Now the main difference is how they work. One of them is contagious, the other incredibly annoying. Canker sores are ulcerated cankers inside the mouth. They are the less serious of the two, and while they are annoying and painful, you don’t have to worry about them. However, a cold sore is like a pimple outside of where your mouth is. These are much more serious and require treatment. They are also way more contagious. They typically are not serious, but if you have a decreased immune system, such as in the cause of AIDS, this can be highly contagious.

They also have different looks to them as well. Canker sores often are small, have an oval shape area in white or gray, and are covered by a halo in red. Your Eugene dentist can help identify this if you’re not too sure. You only get them inside the mouth thrush, such as near the cheeks, on the tongue, and inside the lips. They aren’t contagious. Now, what causes them is really autoimmune issues. They happen when you’re run down. Cankers are less likely to crop up if you are taking care of your body and getting enough sleep. there isn’t a single cause for this, but often, it’s because of either food allergies, nutrient deficiency such as in the case of iron, zinc, or folic acid, stress, hormonal changes, something sharp such as medical trauma in dentistry like braces, SLS in toothpastes which create a foamy, tingly feeling, or even too many acidic foods that are processed such as pasta, wheat, and tomato sauce.

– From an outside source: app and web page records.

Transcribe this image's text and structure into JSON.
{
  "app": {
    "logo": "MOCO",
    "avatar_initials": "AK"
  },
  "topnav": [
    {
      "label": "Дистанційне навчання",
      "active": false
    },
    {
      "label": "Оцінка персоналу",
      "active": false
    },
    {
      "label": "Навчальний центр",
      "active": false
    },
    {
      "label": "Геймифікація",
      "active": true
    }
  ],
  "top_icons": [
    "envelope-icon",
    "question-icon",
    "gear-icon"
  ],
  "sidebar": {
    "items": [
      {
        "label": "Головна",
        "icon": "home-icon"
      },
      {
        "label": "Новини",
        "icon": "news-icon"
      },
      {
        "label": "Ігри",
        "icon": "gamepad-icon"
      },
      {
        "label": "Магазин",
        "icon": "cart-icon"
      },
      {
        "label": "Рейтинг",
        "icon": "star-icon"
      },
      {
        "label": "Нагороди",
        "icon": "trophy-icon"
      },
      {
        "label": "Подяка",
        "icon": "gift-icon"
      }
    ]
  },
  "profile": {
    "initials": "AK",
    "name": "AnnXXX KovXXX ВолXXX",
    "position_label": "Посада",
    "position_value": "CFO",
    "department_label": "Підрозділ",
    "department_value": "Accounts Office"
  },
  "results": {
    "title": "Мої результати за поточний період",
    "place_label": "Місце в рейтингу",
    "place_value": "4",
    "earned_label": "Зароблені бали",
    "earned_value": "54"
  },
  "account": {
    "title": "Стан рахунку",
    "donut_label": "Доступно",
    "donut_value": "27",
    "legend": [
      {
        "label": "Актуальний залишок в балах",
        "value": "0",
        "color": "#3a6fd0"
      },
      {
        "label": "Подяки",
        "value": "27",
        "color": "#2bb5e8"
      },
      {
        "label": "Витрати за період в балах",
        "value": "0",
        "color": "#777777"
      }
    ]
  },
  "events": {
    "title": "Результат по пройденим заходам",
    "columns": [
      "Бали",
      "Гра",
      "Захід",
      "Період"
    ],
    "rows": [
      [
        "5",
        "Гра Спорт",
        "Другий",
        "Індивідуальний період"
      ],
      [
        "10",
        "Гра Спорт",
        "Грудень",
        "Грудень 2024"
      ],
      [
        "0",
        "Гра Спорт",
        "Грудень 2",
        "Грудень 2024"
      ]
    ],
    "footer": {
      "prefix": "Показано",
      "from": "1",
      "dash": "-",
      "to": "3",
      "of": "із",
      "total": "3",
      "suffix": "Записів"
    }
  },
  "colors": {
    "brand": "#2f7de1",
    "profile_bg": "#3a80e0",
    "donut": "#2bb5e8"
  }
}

Often, the way to treat a canker sore is to do a super salt rinse with either Himalayan or dead sea salt. It might burn a bit but then stimulate healing, which then close the ulcer. It’s good for mouth injuries because it increases blood flow to the area, speeding up healing and reducing the inflammation within the area. It’s also an astringent so it’ll help with speeding up the healing.

Now for cold sores, it’s a totally different thing. Cold sores are fluid-filled blisters that break out, and then crust over. Before that, it might burn, itchy, or be tingly. They are usually on the upper lips or mouth, and they recur at the same spot every time. these are caused by a virus, which spreads to others when they share utensils, kiss, or even shake hands. Usually, most are exposed at the age of five, and most people have them at least once, so most of us are carriers. Now, once you have it, it never goes away, but it can be spread, even if you don’t have cold sores for a long time. they can be triggered by sunlight, hormone changes, wind, a weakened immune system, and stress.

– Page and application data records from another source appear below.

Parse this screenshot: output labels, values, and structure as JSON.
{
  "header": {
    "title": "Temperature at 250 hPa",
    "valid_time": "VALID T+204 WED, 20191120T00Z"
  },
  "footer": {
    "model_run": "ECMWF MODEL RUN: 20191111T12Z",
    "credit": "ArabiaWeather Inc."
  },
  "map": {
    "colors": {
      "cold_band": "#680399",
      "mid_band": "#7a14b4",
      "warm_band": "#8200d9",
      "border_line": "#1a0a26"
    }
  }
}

Now to treat these, you can get denavir, which is a prescription cream, which is applied every two hours for four days. It’s an antiviral and it definitely gives you good results. You should see a dentist to get it since it is prescription only. It’s better than most types. If you don’t want to get a prescription, Abreva works. You should also not cover up the cold sores, since it’ll slow down the process. You should also make sure that you don’t work with a dentist that will shame you for it.

Now that you know the difference, you can see that there are various differences to each of these. If you are looking to understand the difference, the best place to go with this, is really to see where the outbreak is happening. If it’s inside, then it’s a canker sore, but if it’s outside, it’s a cold sore.